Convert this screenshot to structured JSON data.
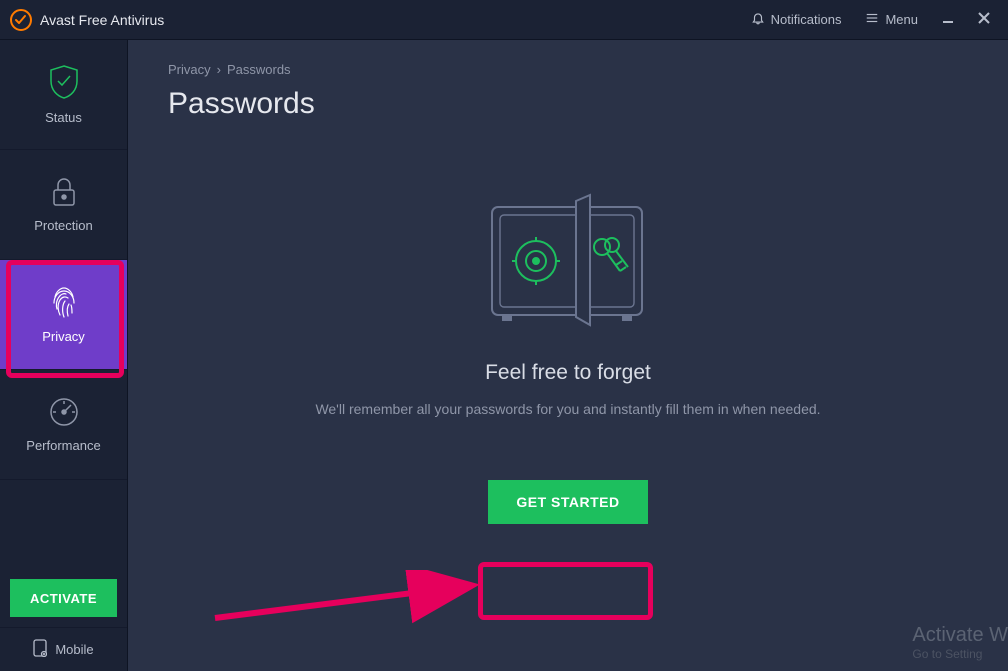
{
  "titlebar": {
    "app_title": "Avast Free Antivirus",
    "notifications_label": "Notifications",
    "menu_label": "Menu"
  },
  "sidebar": {
    "items": [
      {
        "label": "Status"
      },
      {
        "label": "Protection"
      },
      {
        "label": "Privacy"
      },
      {
        "label": "Performance"
      }
    ],
    "activate_label": "ACTIVATE",
    "mobile_label": "Mobile"
  },
  "breadcrumb": {
    "part1": "Privacy",
    "sep": "›",
    "part2": "Passwords"
  },
  "page": {
    "title": "Passwords"
  },
  "hero": {
    "title": "Feel free to forget",
    "subtitle": "We'll remember all your passwords for you and instantly fill them in when needed.",
    "get_started_label": "GET STARTED"
  },
  "watermark": {
    "line1": "Activate W",
    "line2": "Go to Setting"
  }
}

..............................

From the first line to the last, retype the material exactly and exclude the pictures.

Convert this screenshot to structured JSON data.
{
  "titlebar": {
    "app_title": "Avast Free Antivirus",
    "notifications_label": "Notifications",
    "menu_label": "Menu"
  },
  "sidebar": {
    "items": [
      {
        "label": "Status"
      },
      {
        "label": "Protection"
      },
      {
        "label": "Privacy"
      },
      {
        "label": "Performance"
      }
    ],
    "activate_label": "ACTIVATE",
    "mobile_label": "Mobile"
  },
  "breadcrumb": {
    "part1": "Privacy",
    "sep": "›",
    "part2": "Passwords"
  },
  "page": {
    "title": "Passwords"
  },
  "hero": {
    "title": "Feel free to forget",
    "subtitle": "We'll remember all your passwords for you and instantly fill them in when needed.",
    "get_started_label": "GET STARTED"
  },
  "watermark": {
    "line1": "Activate W",
    "line2": "Go to Setting"
  }
}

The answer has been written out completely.